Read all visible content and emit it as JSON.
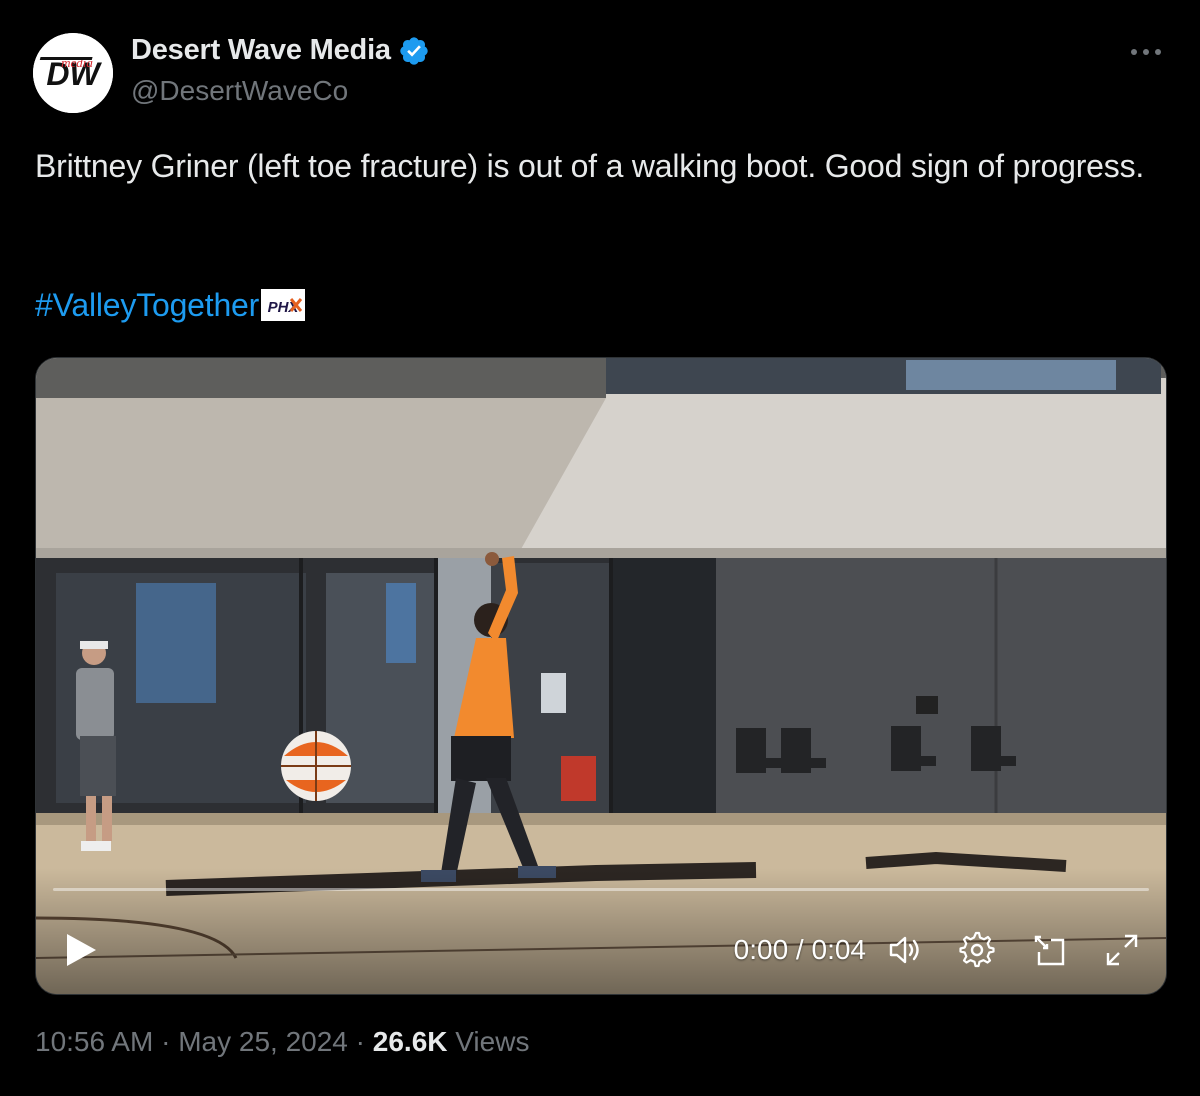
{
  "tweet": {
    "author": {
      "display_name": "Desert Wave Media",
      "handle": "@DesertWaveCo",
      "avatar_text": "DW",
      "avatar_script": "media",
      "verified": true
    },
    "text_line": "Brittney Griner (left toe fracture) is out of a walking boot. Good sign of progress.",
    "hashtag": "#ValleyTogether",
    "hashtag_emoji": "PHX",
    "video": {
      "current_time": "0:00",
      "duration": "0:04",
      "time_display": "0:00 / 0:04",
      "progress_fraction": 0.0
    },
    "meta": {
      "time": "10:56 AM",
      "separator": "·",
      "date": "May 25, 2024",
      "views_count": "26.6K",
      "views_label": "Views"
    }
  },
  "icons": {
    "more": "more-horizontal-icon",
    "verified": "verified-badge-icon",
    "play": "play-icon",
    "volume": "volume-icon",
    "settings": "settings-gear-icon",
    "pip": "picture-in-picture-icon",
    "fullscreen": "fullscreen-icon"
  },
  "colors": {
    "background": "#000000",
    "text_primary": "#e7e9ea",
    "text_secondary": "#71767b",
    "link": "#1d9bf0",
    "verified": "#1d9bf0",
    "jersey": "#f28a2e"
  }
}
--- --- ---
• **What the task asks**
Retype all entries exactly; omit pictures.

• **Your solution**
Read all visible content and emit it as JSON.
{
  "tweet": {
    "author": {
      "display_name": "Desert Wave Media",
      "handle": "@DesertWaveCo",
      "avatar_text": "DW",
      "avatar_script": "media",
      "verified": true
    },
    "text_line": "Brittney Griner (left toe fracture) is out of a walking boot. Good sign of progress.",
    "hashtag": "#ValleyTogether",
    "hashtag_emoji": "PHX",
    "video": {
      "current_time": "0:00",
      "duration": "0:04",
      "time_display": "0:00 / 0:04",
      "progress_fraction": 0.0
    },
    "meta": {
      "time": "10:56 AM",
      "separator": "·",
      "date": "May 25, 2024",
      "views_count": "26.6K",
      "views_label": "Views"
    }
  },
  "icons": {
    "more": "more-horizontal-icon",
    "verified": "verified-badge-icon",
    "play": "play-icon",
    "volume": "volume-icon",
    "settings": "settings-gear-icon",
    "pip": "picture-in-picture-icon",
    "fullscreen": "fullscreen-icon"
  },
  "colors": {
    "background": "#000000",
    "text_primary": "#e7e9ea",
    "text_secondary": "#71767b",
    "link": "#1d9bf0",
    "verified": "#1d9bf0",
    "jersey": "#f28a2e"
  }
}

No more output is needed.